[EXTRACTED DATA Boundary: Start]

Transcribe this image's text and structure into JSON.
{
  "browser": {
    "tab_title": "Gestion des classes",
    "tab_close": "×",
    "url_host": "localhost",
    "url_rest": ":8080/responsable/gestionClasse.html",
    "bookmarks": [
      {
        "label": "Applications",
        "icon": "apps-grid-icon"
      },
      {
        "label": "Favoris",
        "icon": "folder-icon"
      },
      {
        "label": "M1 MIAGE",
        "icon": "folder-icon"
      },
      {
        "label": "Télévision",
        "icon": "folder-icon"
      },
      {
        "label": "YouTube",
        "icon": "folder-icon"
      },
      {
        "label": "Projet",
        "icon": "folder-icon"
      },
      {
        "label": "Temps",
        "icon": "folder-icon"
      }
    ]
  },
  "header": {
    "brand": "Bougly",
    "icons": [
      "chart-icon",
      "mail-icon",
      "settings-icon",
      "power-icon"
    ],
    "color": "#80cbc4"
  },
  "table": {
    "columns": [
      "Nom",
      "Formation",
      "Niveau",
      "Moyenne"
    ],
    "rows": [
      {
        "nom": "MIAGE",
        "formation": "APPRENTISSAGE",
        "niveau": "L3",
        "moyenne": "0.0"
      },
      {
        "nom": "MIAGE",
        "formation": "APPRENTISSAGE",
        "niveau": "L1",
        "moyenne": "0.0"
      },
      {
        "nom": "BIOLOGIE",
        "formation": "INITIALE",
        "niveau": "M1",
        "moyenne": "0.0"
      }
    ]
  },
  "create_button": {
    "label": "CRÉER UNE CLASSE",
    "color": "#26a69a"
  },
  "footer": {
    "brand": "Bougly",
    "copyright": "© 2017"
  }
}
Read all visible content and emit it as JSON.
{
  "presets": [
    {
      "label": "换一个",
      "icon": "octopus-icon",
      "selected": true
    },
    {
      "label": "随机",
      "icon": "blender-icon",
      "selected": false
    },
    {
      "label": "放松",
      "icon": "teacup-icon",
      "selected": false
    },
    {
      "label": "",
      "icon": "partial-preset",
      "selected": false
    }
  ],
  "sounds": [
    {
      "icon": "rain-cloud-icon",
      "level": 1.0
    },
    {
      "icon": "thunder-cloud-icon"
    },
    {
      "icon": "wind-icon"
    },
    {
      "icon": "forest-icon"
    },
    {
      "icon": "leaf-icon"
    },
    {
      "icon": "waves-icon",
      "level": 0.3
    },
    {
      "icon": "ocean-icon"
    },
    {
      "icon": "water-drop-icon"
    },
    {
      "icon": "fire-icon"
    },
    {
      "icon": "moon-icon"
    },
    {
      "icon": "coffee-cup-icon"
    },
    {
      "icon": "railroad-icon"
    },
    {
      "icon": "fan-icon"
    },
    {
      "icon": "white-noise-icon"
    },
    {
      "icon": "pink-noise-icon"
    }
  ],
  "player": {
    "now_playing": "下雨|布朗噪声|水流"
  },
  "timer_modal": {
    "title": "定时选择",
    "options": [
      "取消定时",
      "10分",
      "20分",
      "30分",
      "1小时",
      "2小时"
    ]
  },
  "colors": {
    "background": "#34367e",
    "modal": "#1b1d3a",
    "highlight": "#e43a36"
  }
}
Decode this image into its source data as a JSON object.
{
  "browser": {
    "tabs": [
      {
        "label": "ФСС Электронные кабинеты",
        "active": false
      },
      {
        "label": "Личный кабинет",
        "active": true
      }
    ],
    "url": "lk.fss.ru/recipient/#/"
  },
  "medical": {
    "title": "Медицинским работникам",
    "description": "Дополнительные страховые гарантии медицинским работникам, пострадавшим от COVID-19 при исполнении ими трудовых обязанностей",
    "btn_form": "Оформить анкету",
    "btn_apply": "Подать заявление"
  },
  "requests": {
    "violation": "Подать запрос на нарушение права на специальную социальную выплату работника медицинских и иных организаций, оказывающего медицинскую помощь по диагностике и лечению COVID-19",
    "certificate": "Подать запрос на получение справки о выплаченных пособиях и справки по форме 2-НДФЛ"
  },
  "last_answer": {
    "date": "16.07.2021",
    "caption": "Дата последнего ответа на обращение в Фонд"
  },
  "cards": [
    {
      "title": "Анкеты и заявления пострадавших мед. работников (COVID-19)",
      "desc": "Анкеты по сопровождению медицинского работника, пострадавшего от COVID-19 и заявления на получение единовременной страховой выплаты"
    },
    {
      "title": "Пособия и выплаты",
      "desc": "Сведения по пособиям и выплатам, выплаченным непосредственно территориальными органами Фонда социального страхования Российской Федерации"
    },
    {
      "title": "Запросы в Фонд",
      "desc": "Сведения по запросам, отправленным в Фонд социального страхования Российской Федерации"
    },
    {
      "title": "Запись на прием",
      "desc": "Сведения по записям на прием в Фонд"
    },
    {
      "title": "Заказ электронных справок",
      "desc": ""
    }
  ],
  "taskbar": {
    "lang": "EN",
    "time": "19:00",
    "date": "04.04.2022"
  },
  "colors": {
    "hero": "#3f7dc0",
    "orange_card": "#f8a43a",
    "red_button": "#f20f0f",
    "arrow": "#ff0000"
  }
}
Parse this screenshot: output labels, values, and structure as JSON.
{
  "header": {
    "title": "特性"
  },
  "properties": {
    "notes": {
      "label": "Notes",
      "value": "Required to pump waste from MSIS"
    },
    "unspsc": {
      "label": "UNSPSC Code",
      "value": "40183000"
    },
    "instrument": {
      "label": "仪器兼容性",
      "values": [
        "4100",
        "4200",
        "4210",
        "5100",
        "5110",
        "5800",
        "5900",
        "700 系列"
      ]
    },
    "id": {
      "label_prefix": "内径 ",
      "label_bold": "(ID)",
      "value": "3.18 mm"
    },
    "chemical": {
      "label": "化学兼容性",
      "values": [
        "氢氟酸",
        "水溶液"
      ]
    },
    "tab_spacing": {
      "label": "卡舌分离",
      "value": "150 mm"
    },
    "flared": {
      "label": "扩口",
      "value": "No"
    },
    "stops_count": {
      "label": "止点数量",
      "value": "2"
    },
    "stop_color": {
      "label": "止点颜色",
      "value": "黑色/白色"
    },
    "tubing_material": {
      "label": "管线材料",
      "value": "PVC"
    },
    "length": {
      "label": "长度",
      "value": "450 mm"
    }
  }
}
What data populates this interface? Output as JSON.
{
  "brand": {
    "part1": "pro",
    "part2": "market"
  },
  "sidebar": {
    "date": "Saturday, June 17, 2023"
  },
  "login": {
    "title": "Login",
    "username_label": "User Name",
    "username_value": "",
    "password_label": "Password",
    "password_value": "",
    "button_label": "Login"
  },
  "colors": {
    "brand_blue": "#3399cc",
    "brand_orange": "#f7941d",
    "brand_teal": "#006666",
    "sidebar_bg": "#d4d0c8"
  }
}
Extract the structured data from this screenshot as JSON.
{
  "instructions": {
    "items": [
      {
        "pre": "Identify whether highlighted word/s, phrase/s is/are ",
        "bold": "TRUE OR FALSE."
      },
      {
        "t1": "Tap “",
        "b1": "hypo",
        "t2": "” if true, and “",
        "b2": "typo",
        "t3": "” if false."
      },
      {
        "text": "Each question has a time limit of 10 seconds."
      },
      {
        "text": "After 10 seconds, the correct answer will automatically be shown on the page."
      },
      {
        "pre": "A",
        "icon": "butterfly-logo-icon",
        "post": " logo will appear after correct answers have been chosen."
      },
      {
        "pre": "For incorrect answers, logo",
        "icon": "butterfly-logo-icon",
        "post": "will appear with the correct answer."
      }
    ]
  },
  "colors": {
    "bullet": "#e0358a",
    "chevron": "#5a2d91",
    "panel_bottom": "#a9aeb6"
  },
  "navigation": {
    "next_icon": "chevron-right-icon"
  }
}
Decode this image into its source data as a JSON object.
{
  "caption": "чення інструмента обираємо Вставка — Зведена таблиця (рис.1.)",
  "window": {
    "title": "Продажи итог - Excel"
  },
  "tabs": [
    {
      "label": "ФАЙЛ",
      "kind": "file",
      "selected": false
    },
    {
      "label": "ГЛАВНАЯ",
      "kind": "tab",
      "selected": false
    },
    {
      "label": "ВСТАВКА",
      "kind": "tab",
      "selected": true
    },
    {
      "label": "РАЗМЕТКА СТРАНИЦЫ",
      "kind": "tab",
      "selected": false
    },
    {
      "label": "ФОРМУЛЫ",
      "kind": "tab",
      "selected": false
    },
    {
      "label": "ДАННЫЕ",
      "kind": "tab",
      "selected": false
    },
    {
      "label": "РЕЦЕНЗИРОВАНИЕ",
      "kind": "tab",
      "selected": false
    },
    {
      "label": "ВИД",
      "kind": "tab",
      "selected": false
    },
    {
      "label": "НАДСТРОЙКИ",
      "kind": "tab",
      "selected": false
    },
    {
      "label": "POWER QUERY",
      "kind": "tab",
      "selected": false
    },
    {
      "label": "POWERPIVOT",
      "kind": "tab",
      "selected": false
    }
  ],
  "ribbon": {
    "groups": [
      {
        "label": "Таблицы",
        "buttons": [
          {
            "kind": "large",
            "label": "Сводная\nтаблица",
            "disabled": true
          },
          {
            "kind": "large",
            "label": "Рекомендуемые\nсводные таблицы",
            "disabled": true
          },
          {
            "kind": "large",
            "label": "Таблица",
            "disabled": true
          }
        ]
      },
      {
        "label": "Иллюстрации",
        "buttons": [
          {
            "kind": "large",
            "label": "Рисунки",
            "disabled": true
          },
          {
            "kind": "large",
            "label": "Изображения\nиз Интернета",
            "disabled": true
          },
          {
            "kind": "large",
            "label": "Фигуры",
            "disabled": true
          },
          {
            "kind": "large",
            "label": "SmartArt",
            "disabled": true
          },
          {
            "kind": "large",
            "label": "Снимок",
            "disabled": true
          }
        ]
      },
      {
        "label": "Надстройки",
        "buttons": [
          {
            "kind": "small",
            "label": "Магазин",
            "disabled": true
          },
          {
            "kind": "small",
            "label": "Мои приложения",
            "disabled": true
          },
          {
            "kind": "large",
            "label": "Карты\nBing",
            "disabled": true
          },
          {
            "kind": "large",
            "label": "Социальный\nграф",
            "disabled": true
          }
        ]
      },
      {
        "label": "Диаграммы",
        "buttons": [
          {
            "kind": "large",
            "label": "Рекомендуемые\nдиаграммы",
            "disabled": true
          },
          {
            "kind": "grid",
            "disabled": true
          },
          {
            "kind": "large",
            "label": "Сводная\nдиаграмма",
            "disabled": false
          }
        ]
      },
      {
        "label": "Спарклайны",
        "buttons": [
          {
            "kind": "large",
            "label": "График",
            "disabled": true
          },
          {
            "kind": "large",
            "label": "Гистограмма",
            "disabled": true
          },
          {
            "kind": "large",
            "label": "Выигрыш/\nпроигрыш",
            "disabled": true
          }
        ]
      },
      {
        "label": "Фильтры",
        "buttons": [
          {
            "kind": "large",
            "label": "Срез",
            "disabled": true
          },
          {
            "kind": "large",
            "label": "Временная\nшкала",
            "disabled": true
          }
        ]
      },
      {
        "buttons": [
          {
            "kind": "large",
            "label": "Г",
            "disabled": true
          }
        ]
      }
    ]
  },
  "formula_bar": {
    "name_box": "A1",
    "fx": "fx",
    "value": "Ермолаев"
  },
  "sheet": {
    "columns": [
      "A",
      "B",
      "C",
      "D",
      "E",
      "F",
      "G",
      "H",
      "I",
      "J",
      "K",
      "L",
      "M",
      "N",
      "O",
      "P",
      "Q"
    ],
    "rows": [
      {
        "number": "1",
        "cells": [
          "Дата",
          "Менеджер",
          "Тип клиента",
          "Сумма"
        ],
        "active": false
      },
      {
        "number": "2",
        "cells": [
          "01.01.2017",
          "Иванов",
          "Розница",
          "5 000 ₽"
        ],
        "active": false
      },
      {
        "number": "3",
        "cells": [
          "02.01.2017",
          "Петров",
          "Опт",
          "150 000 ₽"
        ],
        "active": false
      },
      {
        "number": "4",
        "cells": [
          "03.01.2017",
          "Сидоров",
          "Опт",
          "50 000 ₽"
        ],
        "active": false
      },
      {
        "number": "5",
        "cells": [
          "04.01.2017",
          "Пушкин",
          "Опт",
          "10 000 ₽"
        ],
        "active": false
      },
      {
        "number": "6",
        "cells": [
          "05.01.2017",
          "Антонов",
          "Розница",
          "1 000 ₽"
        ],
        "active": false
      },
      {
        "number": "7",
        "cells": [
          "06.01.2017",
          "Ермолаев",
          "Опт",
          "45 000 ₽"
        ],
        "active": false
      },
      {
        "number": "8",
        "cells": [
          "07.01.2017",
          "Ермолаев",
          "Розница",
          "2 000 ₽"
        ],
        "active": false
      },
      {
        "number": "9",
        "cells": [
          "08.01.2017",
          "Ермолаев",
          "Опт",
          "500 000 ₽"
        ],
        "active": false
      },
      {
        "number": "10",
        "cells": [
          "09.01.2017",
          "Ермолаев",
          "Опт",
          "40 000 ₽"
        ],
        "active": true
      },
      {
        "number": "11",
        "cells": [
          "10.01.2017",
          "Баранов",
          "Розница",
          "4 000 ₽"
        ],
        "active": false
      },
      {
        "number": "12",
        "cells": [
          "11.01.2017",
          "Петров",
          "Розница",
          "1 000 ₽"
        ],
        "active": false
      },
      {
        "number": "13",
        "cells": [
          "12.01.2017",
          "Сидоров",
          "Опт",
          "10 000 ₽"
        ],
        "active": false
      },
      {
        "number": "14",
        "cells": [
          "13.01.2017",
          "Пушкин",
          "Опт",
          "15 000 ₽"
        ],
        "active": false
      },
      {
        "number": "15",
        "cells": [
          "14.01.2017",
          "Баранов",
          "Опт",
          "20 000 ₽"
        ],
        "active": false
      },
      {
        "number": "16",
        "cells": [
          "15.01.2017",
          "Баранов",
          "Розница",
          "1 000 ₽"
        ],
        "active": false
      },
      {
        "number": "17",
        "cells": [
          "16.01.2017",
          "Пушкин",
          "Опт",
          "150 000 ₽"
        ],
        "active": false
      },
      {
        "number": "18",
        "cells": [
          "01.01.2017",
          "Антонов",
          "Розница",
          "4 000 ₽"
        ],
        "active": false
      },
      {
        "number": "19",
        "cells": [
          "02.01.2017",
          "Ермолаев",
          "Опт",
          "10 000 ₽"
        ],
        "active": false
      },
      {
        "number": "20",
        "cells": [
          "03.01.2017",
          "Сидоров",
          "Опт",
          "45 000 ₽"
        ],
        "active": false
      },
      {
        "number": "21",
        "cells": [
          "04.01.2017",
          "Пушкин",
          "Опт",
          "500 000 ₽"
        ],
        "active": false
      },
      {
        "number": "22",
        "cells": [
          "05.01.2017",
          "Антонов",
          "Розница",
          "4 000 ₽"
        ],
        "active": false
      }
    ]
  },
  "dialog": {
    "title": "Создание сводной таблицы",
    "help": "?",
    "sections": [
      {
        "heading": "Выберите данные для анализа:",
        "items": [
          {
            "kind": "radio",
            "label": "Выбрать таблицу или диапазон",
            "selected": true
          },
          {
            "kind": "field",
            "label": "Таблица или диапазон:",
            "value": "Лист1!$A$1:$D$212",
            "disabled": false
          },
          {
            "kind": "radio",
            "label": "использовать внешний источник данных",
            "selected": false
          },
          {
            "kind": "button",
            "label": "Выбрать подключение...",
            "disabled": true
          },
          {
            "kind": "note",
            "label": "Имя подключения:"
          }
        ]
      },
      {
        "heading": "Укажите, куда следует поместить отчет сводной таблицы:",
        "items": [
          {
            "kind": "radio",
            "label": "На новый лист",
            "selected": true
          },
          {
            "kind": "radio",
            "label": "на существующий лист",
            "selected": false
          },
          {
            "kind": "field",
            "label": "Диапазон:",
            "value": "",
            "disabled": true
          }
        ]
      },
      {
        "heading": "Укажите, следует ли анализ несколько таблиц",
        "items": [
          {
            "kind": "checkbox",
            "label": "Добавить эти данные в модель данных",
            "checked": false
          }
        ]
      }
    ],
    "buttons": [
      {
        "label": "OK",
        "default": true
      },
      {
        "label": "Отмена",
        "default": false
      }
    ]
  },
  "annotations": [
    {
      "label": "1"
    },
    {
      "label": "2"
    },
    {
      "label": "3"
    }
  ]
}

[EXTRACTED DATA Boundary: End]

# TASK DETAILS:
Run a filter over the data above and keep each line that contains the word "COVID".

# RESPONSE BELOW:
    "description": "Дополнительные страховые гарантии медицинским работникам, пострадавшим от COVID-19 при исполнении ими трудовых обязанностей",
    "violation": "Подать запрос на нарушение права на специальную социальную выплату работника медицинских и иных организаций, оказывающего медицинскую помощь по диагностике и лечению COVID-19",
      "title": "Анкеты и заявления пострадавших мед. работников (COVID-19)",
      "desc": "Анкеты по сопровождению медицинского работника, пострадавшего от COVID-19 и заявления на получение единовременной страховой выплаты"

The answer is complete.